Editor’s Introduction to Tikkun Olam
In some Jewish circles, tikkun olam is the essence of Judaism. Drawing from select passages in the prophetic tradition, it represents for them the ultimate Jewish value and the sum total of what being Jewish means. Take away tikkun olam and there is little left.
In other circles, however, the approach to tikkun olam is the polar opposite. “Sure,” the argument goes, “there is a value in helping others out. But don’t we Jews have enough problems of our own to take care of first?” For them, tikkun olam is a messianic dream, but we dare not even think about it until we’ve taken care of Jewish poverty, the safety of Israel, rampant assimilation of Jews into their host cultures, massive under-observance of mitzvot, insufficient commitment to Torah-study, and so much more.
At various points in my career I’ve had the opportunity to interact with student-led tzedakah committees in a number of schools. The formula was fairly simple – each month the students identified a cause, brought in speakers to encourage giving, and perhaps ran an activity. It was fascinating to watch the students debate the issue of giving to non-Jewish causes (cancer research, starvation in Africa, poverty in the South Bronx, etc.) in the different schools. In one school, a liberal Orthodox school with a population from a broad range of religious affiliations, the students struggled to keep a minimum of half of the causes specifically Jewish. The committee, including (religiously and politically) liberal and conservative students, was divided over whether Jews should get preferential treatment for tzedakah at all. In another school, however, the mere suggestion that one campaign a year should direct its funds toward a universal cause brought stares of bewilderment. “Why should we give our money to them?” they exclaimed.

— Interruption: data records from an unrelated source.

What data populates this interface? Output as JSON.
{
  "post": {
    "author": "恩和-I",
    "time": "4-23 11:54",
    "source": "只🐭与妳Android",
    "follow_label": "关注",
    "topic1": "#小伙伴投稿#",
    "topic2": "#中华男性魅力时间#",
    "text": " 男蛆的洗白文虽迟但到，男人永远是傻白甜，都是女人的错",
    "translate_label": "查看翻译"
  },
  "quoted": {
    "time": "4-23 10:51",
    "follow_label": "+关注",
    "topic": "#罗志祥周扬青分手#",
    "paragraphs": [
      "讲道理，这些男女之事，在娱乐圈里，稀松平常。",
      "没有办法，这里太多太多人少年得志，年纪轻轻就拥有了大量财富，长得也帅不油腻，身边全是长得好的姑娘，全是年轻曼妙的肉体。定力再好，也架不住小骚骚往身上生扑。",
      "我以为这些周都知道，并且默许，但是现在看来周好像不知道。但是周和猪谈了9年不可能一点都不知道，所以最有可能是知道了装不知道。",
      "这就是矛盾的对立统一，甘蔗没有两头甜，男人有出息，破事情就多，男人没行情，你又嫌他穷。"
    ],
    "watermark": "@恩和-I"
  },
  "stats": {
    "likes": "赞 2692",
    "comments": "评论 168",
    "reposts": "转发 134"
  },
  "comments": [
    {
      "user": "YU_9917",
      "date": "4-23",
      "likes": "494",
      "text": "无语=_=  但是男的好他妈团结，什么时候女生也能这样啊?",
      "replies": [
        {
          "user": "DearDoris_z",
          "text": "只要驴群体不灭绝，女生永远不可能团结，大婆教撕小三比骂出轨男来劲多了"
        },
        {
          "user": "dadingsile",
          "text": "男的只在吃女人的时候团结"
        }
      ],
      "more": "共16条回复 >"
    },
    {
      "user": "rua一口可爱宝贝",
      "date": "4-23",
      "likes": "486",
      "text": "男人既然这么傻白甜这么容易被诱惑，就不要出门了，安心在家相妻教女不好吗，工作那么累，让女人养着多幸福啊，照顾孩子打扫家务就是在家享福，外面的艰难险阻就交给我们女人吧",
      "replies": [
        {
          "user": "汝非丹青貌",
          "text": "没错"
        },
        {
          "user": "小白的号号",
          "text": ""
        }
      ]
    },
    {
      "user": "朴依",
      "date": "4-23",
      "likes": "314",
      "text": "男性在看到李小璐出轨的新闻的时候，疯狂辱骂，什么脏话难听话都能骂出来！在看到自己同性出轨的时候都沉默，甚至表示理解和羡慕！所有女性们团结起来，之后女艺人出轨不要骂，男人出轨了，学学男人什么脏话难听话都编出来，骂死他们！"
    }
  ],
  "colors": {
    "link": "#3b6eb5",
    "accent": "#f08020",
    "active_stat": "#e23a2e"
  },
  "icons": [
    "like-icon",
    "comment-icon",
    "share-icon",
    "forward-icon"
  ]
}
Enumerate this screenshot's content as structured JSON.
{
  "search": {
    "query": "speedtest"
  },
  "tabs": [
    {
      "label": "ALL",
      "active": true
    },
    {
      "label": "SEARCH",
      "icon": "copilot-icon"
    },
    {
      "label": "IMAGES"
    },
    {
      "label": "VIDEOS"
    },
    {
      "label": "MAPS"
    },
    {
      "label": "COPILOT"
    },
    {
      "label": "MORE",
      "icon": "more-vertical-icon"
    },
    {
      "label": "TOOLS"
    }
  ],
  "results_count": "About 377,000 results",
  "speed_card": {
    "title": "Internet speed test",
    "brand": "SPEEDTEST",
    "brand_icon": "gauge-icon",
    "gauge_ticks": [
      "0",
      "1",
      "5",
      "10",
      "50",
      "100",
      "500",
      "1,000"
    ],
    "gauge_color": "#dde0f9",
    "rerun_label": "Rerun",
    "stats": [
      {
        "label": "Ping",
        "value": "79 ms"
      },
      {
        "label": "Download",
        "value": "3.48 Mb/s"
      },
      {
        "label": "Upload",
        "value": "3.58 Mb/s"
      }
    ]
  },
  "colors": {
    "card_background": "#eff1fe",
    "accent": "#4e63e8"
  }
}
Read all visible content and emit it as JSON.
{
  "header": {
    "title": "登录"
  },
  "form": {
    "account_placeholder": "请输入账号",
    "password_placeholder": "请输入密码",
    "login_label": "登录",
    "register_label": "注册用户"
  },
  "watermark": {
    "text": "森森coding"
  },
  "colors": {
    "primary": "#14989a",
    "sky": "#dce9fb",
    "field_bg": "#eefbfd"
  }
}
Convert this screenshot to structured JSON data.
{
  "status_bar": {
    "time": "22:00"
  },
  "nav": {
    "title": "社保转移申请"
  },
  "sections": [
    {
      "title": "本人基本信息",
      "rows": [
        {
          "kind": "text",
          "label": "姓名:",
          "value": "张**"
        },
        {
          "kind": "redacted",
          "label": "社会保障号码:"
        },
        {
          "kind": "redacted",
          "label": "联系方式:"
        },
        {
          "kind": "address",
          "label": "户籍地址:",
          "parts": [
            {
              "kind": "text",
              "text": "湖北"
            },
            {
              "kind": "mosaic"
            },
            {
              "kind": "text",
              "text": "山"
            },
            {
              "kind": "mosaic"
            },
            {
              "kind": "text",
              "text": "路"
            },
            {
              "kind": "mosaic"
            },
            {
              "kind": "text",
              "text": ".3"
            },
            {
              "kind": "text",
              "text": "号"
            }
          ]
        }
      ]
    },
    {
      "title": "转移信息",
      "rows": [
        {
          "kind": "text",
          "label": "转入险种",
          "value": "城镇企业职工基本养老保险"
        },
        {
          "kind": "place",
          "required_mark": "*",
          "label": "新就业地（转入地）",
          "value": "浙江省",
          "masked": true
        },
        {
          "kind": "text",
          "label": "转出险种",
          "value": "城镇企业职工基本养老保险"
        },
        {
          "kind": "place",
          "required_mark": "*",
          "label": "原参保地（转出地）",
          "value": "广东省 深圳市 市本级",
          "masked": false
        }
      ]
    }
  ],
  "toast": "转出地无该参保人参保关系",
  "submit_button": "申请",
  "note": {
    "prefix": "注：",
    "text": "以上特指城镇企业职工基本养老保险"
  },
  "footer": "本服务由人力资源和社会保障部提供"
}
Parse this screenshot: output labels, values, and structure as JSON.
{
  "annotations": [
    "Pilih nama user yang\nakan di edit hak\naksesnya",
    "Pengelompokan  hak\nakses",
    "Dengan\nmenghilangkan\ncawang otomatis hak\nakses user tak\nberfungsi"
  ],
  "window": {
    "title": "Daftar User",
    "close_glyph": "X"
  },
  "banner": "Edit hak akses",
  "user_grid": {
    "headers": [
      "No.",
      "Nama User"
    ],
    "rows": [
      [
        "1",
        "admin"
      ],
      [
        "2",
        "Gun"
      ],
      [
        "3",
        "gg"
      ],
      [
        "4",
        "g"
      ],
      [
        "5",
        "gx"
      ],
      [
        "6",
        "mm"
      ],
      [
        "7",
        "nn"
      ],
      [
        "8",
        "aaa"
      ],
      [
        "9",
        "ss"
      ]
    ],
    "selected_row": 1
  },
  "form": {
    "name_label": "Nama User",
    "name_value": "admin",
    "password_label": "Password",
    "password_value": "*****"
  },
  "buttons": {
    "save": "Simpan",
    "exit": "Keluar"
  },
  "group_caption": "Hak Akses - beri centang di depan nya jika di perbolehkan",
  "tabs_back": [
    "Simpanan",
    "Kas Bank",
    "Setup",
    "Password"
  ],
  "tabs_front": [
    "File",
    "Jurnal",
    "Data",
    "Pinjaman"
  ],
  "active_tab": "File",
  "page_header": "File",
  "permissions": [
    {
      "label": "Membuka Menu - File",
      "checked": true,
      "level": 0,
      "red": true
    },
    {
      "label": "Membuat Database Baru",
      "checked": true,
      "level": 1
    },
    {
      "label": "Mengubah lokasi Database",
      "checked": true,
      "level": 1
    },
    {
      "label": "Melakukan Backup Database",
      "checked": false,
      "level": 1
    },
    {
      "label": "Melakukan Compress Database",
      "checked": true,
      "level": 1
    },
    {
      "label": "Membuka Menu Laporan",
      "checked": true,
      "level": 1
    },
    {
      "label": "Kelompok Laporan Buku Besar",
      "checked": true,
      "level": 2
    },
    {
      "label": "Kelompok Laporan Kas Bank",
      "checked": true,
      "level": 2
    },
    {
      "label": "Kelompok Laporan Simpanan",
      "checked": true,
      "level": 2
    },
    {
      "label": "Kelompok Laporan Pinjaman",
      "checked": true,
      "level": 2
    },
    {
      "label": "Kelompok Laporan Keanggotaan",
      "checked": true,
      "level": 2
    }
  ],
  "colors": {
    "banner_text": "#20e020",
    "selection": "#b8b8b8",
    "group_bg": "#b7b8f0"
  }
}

On some level, the polarity of the two approaches should be expected. The recoil from ritual particularism which drove religiously liberal forms of Judaism in the 18th and 19th centuries naturally sought to fill the gap with a universalistic approach based on social needs. In turn, the adoption of that approach (and the tikkun olam label which was later attached to it) by the more liberal Jewish strands made it anathema to the Jewish traditionalists. One can only wonder what would have evolved had there not been an initial reaction to tradition and counter-reaction from traditionalists.
This issue of Jewish Educational Leadership seeks to address both of those polar positions as well as those who find themselves somewhere in the middle. It seeks to explore the question of, “How can I make tikkun olam Jewish?” That one question, however, raises very different challenges depending on where you stand. For those on the liberal side, it asks what the Jewish content of tikkun olam is. In what way does tikkun olam strengthen my Jewish identity? Does a Jewish version of tikkun olam look the same as a secular-liberal one, or of the tikkun olam of some other religious group? And here’s the paradox: If tikkun olam is Judaism itself yet I do not understand what makes it Jewish, am I fulfilling a Jewish imperative or not when I practice it?
For the traditionalists, the question challenges a re-examination of Jewish sources. Tikkun olam does appear in those sources, although not necessarily under that name. How can a particularist, conservative, inward-looking approach to Judaism embrace a piece of Jewish tradition that is distinctly universalistic and outward-looking?
Those interested in researching the origins of the tikkun olam, both in its original and contemporary understandings, should skip straight to Levi Cooper’s From the Classics article. It is rich in content and is a valuable resource for exploring and discussing its application. The Research section opens with Judy Sokolow’s research on the impact of service-learning programs in Modern Orthodox schools. Adam Berman and Shuki Taylor share the theory and practice of a relief program they run in South America under the auspices of Yeshiva University. Meesh Hammer-Kossoy shares ideas from the Social Justice track at the Pardes Institute in Jerusalem, and Shmuly Yanklowitz describes the rationale for founding Uri L’Tzedek, an Orthodox social-justice organization. Ira Bedzow rounds off this section with thought-provoking dream about building a Jewishly grounded, educationally viable eco-community.
In our Applications sections, Beth Cohen informs us of the work of Facing History and Ourselves, Lisa Exler shares a curriculum piece from the American Jewish World Service, Rachel Meytin explicates the mission and process of Panim, and Yonatan Neril shares a perspective on Jewish environmentalism. Examples of tikkun olam in schools are presented by Naomi Lev & Juli Kramer, and Shimshon Hamerman. We are pleased to reprint Barry Kornblau’s thoughtful ecological reflection, and gracing our Perspectives page is Yaakov Blidstein, winner of the prestigious Israel Prize.